Brutalism is arguably one of architecture’s most challenging styles. This mid century aesthetic is typified locally in buildings like Boston’s City Hall, built in 1968, and the campus of Southeastern Massachusetts University (now University of Massachusetts at Dartmouth), which was completed in phases from 1966-1971. These buildings are striking in their richness of texture, complexity of design, and the assertive face they turn to the world. Architects working in the Brutalist mode eschewed the glass curtain walls and cool steel of their contemporaries and embraced structures molded out of concrete that often bore the mark of the wood that formed them. Though fascinating and thought provoking, these buildings are frequently classed as problematic, if not ugly, and have drawn the ire of many.
Despite being beautifully and thoughtfully designed, Brutalist buildings rarely age well. Many of the best examples were government commissions and in the years since they were constructed they have experienced decline due in part to the limited funds budgeted for upkeep. For this reason, even more than for the their design, Brutalist structures are often the target of anger on the part of individuals and communities at large. The fact that they were additionally sometimes tied to insensitive urban renewal programs, as is the case with Boston’s City Hall, only makes matters worse. Brutalist buildings have been in need of an advocate for some time and found one recently in Viera Levitt.
Levitt, the Gallery Director at University of Massachusetts at Dartmouth, presents photographs of these hard to love structures in her show Brutally Sweet at AS220‘s Project Space in Providence, Rhode Island. Her images are an overt ode to the style she appreciates more than the average viewer. The edifices she images are often described as cold and austere while simultaneously being associated with totalitarianism and urban blight. In Levitt’s imagery, these buildings are finally given their due. Her clean and refined photos do a wonderful job of culling out all the lovely intricacy and beauty that can be found in Brutalist designs. She reconsiders Brutalism for the viewer and in doing so exposes onlookers to the very best the style has to offer to architecture and art alike.
Levitt dedicates several pieces to the upward gaze, an appropriate outlook considering the huge scale of many Brutalist buildings. This size encourages the viewer to peer into the distance ceilings, evincing a literal high mindedness, which made the style ideal for university and government buildings with grand aspirations. Levitt’s images convey the experiential aspect of the spaces she depicts and the awe that their vast monumentality and geometric complexity elicit.
The quality of Levitt’s collection of photographs is enhanced by their vibrant arrangement within the gallery. The show deftly and subtly gives viewers the feeling of being in the world and of experiencing Brutalism from within and without. It highlights Levitt’s images for what they are essentially: architectural views through the eyes of a curious passer by.

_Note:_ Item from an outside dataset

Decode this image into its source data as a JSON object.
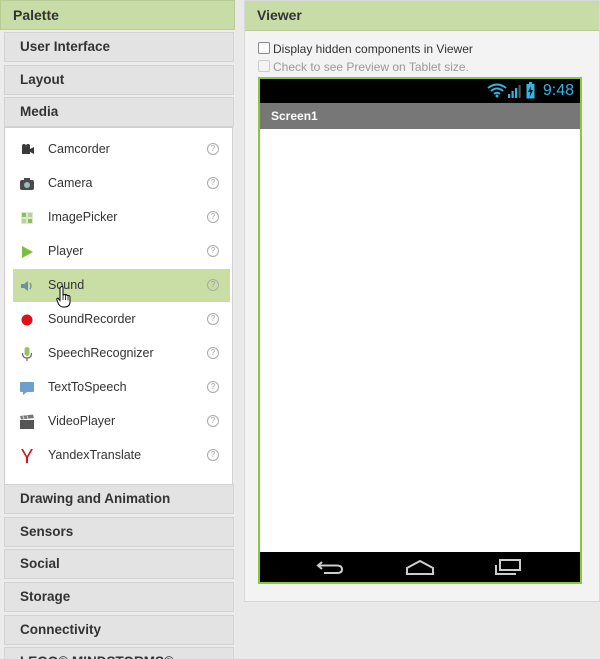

The collection is successful because it approaches Brutalism from the high art aesthetic but with a human perspective. With a focus on form from the view of the pedestrian, the artist is able to redefine boundaries and chart a new course of approachability for the Brutalist aesthetic. Through Levitt’s lens, we finally see that buildings do not necessarily have to be very pretty to be very beautiful.